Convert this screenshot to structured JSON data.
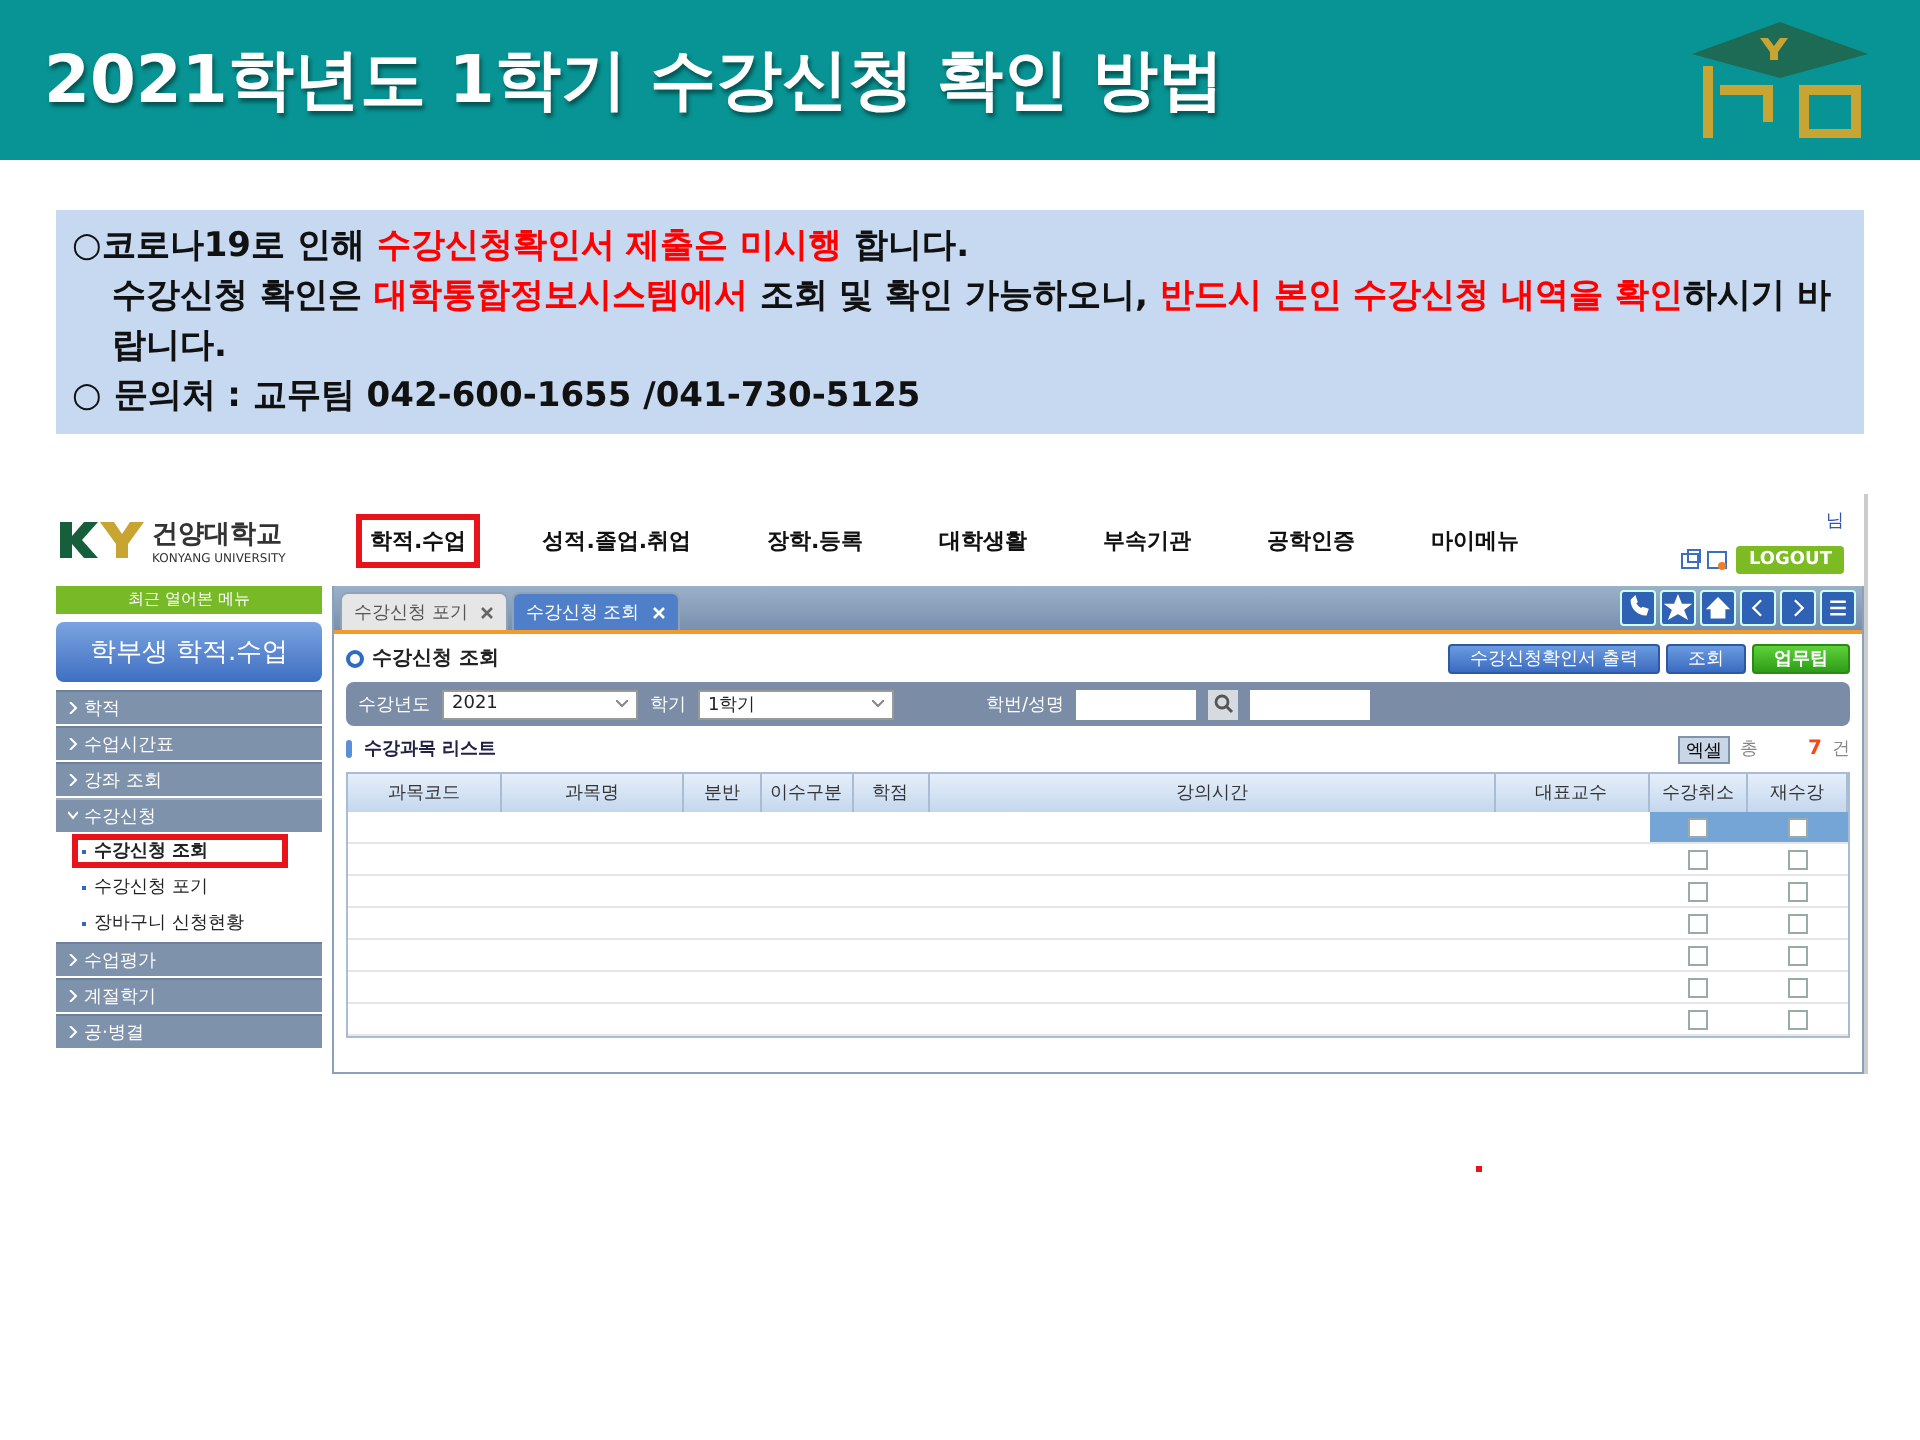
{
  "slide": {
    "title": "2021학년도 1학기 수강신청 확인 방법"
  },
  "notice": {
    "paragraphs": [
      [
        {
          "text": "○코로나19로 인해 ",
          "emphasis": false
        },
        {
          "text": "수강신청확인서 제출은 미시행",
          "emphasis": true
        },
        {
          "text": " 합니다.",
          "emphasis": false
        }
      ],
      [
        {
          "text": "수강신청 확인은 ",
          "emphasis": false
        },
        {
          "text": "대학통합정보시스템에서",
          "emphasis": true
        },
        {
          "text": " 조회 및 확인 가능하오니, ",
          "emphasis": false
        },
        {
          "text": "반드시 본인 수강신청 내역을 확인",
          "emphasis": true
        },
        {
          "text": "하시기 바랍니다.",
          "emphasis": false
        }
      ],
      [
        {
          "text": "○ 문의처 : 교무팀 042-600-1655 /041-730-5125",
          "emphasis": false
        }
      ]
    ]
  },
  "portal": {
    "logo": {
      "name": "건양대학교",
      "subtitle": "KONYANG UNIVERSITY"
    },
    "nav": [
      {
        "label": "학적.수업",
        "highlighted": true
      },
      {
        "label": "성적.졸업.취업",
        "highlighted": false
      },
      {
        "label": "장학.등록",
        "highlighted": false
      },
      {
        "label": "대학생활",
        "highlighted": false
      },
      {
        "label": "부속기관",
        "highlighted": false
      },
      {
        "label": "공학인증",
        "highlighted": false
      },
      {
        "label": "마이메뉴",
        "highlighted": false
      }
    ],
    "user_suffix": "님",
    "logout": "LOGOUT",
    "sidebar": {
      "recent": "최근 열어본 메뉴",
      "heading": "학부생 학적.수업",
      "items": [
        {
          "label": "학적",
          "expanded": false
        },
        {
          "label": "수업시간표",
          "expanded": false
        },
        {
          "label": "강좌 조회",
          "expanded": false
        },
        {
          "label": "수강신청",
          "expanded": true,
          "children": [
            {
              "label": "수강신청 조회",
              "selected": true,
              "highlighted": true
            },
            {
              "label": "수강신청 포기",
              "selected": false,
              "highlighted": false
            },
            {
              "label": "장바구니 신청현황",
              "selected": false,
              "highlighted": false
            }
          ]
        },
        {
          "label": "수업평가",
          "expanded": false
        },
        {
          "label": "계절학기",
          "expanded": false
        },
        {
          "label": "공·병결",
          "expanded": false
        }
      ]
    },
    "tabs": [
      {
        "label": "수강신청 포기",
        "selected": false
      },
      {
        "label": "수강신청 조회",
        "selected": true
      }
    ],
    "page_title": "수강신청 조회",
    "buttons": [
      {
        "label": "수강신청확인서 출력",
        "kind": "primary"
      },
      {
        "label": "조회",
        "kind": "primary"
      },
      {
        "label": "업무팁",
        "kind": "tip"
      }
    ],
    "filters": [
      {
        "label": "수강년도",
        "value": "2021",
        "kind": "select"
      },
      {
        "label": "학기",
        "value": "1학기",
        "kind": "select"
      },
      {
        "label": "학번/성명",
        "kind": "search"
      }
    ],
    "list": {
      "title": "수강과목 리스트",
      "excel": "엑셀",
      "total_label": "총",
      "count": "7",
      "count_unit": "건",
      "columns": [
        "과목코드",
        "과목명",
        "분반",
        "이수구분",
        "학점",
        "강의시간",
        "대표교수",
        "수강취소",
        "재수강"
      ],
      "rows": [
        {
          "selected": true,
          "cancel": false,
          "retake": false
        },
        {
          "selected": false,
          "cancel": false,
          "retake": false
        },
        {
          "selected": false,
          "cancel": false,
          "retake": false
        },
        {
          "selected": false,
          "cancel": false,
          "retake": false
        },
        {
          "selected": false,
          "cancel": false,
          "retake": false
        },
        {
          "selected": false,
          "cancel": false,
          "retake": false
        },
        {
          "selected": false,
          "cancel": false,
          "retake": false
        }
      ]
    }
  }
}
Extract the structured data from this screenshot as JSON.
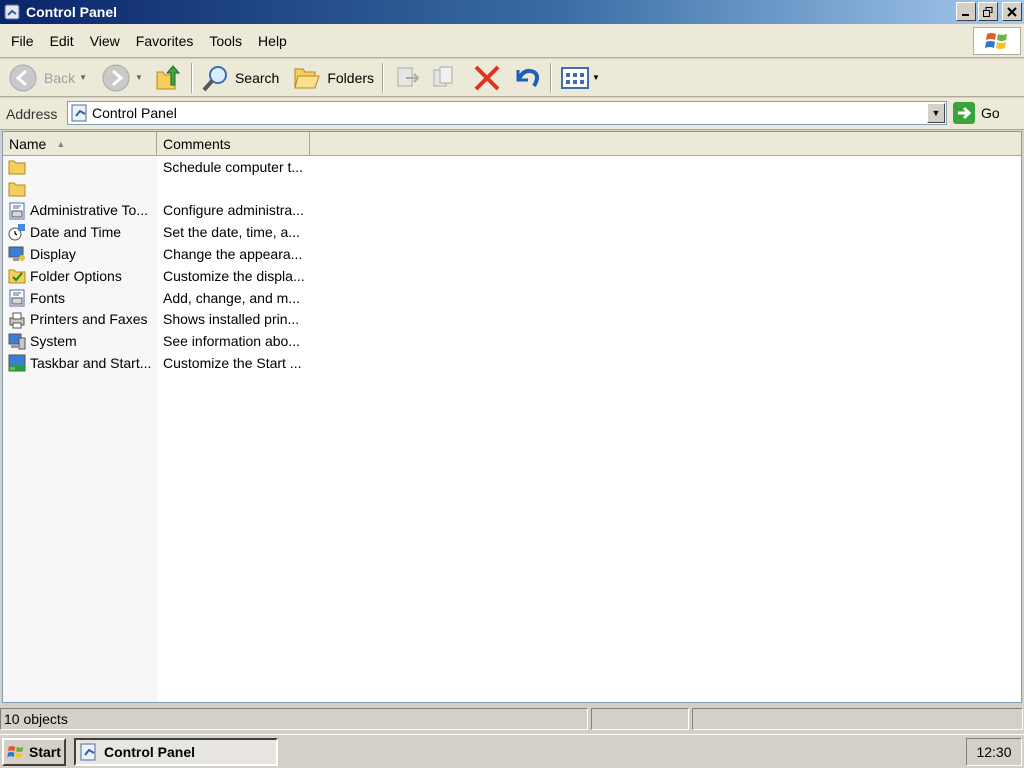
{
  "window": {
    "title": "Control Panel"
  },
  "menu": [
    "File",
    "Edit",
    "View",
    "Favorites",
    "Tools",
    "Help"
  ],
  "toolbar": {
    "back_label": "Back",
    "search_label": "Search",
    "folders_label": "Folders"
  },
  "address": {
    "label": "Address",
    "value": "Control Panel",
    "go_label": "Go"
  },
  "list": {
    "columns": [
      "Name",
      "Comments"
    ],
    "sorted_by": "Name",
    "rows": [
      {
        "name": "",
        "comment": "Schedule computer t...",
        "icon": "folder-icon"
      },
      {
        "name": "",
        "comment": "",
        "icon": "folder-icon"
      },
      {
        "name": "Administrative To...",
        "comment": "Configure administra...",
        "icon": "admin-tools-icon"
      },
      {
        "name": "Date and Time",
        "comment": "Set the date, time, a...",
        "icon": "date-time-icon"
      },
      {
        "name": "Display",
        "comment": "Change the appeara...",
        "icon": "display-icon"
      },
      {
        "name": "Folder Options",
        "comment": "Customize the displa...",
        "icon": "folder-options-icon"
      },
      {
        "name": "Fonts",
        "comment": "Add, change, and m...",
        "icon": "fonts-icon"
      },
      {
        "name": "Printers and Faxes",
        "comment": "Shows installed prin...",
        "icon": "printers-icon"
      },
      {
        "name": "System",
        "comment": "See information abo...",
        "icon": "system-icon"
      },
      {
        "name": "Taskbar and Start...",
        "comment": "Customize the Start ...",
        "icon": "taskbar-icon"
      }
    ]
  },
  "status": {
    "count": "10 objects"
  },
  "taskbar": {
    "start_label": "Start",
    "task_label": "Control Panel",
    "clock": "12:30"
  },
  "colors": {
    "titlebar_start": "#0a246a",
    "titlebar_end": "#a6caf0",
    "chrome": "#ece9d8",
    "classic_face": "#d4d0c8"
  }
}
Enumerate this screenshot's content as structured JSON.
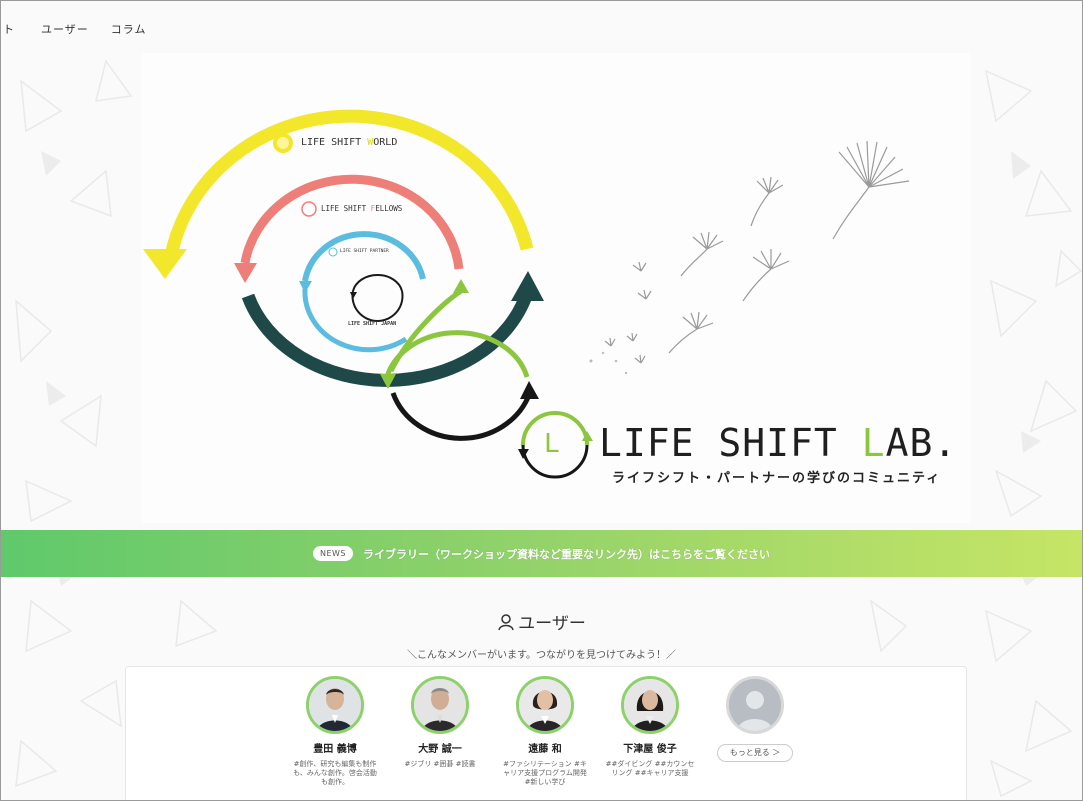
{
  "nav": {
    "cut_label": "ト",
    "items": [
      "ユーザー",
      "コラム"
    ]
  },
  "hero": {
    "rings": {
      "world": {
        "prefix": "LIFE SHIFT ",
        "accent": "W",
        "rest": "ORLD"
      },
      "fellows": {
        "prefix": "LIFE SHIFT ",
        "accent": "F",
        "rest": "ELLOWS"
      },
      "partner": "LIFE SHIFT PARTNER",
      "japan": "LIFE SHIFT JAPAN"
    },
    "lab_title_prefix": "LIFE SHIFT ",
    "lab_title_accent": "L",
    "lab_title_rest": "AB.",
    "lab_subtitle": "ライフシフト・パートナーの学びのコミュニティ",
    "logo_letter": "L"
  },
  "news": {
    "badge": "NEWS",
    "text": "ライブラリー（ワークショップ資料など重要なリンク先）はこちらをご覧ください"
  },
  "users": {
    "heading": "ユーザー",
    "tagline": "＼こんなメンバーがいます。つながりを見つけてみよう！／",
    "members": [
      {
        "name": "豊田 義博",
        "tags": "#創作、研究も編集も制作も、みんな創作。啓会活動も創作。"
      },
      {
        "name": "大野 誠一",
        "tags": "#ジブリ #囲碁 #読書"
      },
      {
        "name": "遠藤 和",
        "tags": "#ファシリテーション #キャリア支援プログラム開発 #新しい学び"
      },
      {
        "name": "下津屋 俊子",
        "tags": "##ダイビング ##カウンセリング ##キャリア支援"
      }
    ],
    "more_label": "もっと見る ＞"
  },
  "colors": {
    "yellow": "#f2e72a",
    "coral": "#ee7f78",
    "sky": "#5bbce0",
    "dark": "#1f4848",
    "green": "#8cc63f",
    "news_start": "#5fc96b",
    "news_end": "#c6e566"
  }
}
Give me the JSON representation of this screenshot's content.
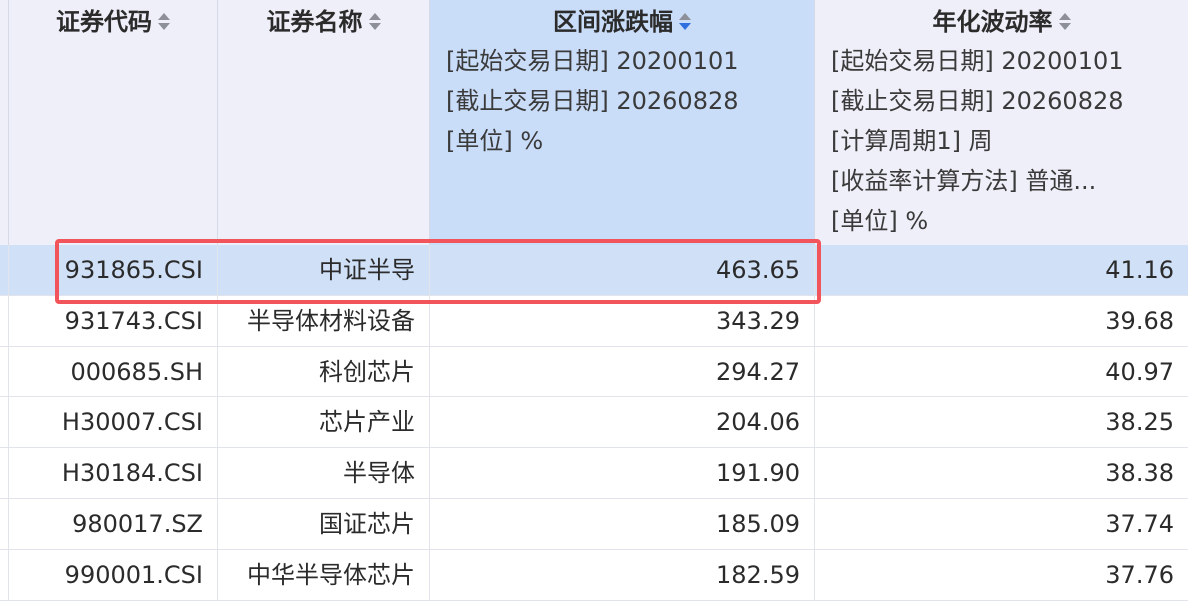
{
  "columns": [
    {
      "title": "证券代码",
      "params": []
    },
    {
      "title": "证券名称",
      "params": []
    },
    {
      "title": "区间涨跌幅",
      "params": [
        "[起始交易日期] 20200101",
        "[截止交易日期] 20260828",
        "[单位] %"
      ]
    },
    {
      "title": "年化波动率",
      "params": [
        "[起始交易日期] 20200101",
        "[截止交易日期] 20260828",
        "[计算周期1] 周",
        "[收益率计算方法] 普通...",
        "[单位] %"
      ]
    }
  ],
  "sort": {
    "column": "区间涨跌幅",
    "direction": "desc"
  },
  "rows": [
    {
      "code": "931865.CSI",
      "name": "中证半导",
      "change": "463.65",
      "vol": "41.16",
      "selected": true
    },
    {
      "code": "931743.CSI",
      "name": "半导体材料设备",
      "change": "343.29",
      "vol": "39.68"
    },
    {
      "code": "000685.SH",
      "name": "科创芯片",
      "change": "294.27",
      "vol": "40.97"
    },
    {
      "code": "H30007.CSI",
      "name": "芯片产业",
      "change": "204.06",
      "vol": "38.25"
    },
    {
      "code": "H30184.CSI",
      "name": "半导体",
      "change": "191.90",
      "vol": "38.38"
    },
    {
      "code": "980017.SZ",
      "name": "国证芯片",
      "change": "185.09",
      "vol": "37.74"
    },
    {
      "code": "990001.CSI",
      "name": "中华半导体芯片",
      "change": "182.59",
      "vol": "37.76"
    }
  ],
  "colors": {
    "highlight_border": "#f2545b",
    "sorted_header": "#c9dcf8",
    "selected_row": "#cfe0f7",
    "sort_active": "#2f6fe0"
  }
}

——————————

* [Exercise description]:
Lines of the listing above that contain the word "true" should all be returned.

* [Answer space]:
          "emphasis": true
          "emphasis": true
          "emphasis": true
        "highlighted": true
          "expanded": true,
              "selected": true,
              "highlighted": true
        "selected": true
          "selected": true,
      "selected": true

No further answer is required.